An older crossover gets a refresh Originally an elongated SUV, the shape of the SRX was destined for an update after Cadillac introduced the Provoq concept in 2008.
Sport-utility-vehicles are designed to handle any climate you happen to throw at them. In Canada, the winter is at the foremost of everyone’s thoughts and this one has been particularly consuming. Seemingly, not a day goes by that people aren’t mining their shovels, or dealing with the latest in road delays and potholes. Terrible conditions for any car, in some ways a glorified shovel with the lower ride height and front bumper.
SUVs go through all this undaunted. There’s a purpose, rhyme and reason and Cadillac has produced one of the finer SUVs on the market since the SRX was introduced in 2004. Originally an elongated SUV, the shape of the SRX was destined for an update after Cadillac introduced the Provoq concept in 2008. It set a clear roadmap for what lay ahead.
However, that roadmap is nearing its eventual end. With no concept to show that future, we’re left with only one more piece of evidence. The 2014 Cadillac CTS is an absolute stunner, sharp lines, redesigned front end, great driving dynamics and an improvement in every way, shape and form.
One doesn’t have to look further than what Cadillac has done to their cars in recent years. The ATS, XTS and CTS are the first to see the new face of Cadillac. The SRX is next, potentially bearing the Escalade branding according to recent rumours.
It isn’t time for that just yet though, and the 2014 SRX remains unchanged from the 2013 model year, except for some model tweaking. Gone is a base all-wheel drive model and minor updates to the option packages.
The panoramic roof inside the SRX has always been a staple. It provides ample lighting inside the cabin and can easily brighten even the darkest of colour combinations. Cadillacs always look best in a black-on-black scheme and the dark blue of my tester SRX was close enough. Keeping the thoughts of their target demographic in mind, Cadillac has equipped the SRX with an adjustable power lift gate. With a simple twist of a button, the owner can easily set the vehicle to only open to three quarters of the height originally designed. It’s quite helpful when needing to push the button with two hands full of grocery bags.
Once you get behind the wheel and put the vehicle in reverse, there’s two sudden reactions. One, it’s very difficult to see out the back window. With the sharp lines of the SRX, the rear window size suffered from a functionality standpoint to provide a great stylistic approach. Two, the reverse camera on the large in-dash display quickly helps on that front. Cadillac has outfitted the in-seat CUE vibration system to also vibrate when the sensors pick up an object. It is something that takes some adjusting to get used to.
In the back, the rear storage is quite plentiful, the trunk opens up to reveal a cubbyhole, with a bar system to keep items from bouncing around. Taking a look around the interior appointments, the SRX represents a perfect blend of attractiveness for men, with attention to detail that will please any female.

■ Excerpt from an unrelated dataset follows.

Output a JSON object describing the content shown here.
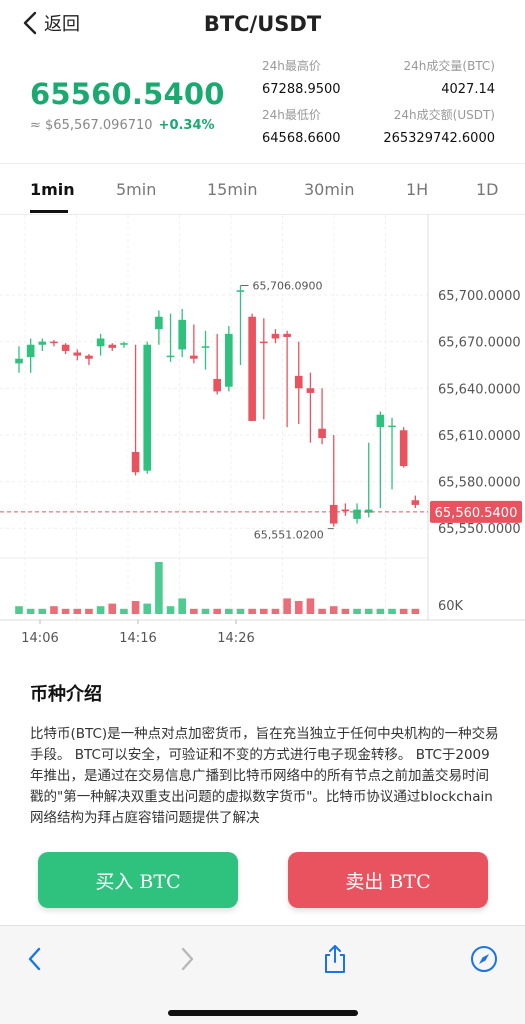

From the swooping style of the door handles, to the silver trim on the buttons operating the windows. I personally love the tasteful blend of wood trim, it is not overdone, and Cadillac manages to get it just right.
From a stylistic point of view, the centre console is stunning but the system behind it is quite puzzling. Cadillac Cue embodies the goal of reducing the buttons and making it helpful for people to operate. Most in-car systems suffer from the need to have every function represented by a button. Cadillac feels otherwise and believes a touch system is the best step forward. The CUE system using haptic feedback to help assist in the confirmation of a command, necessary by the slight lag with each button pressed. I view it more as a forward thinking system, one where hardware will eventually provide a better system. Right now, however, it can be quite frustrating.
Once you set off, the SRX provides a very quite and smooth ride. Active noise cancellation is noticeable and very helpful. It helps brings a certain serenity while driving while listening to your favourite musical track on an enjoyable sound system. In the rear, passengers are greeted with their own entertainment system, two 8-inch pop up screens partnered to a Blu-Ray system with the screens tastefully hidden within the seats. Other than the 2014 Cadillac XTS Vsport we tested earlier this winter, this was the first time I’ve seen a Blu-Ray system in a vehicle.
The factory remote starter was used quite often in these cold winter days. I would personally love it for more manufacturers to incorporate it in their new product offerings. The 308 horsepower from the 3.6L V6 matched to a six speed automatic transmission is adequate. There is a bit of a lag from the AWD overhead but never found myself wishing for more power given the as-tested price just north of $60,000.
With the CTS seeing the light of day this past fall, I can’t help but wait to see Cadillac take this already fine SUV to a new level. The recent introduction of the all-new 2015 Escalade just paved a path directly into the future of its little brother, so there is no doubt that the next SRX will be even better than this one.
2014 Cadillac SRX Gallery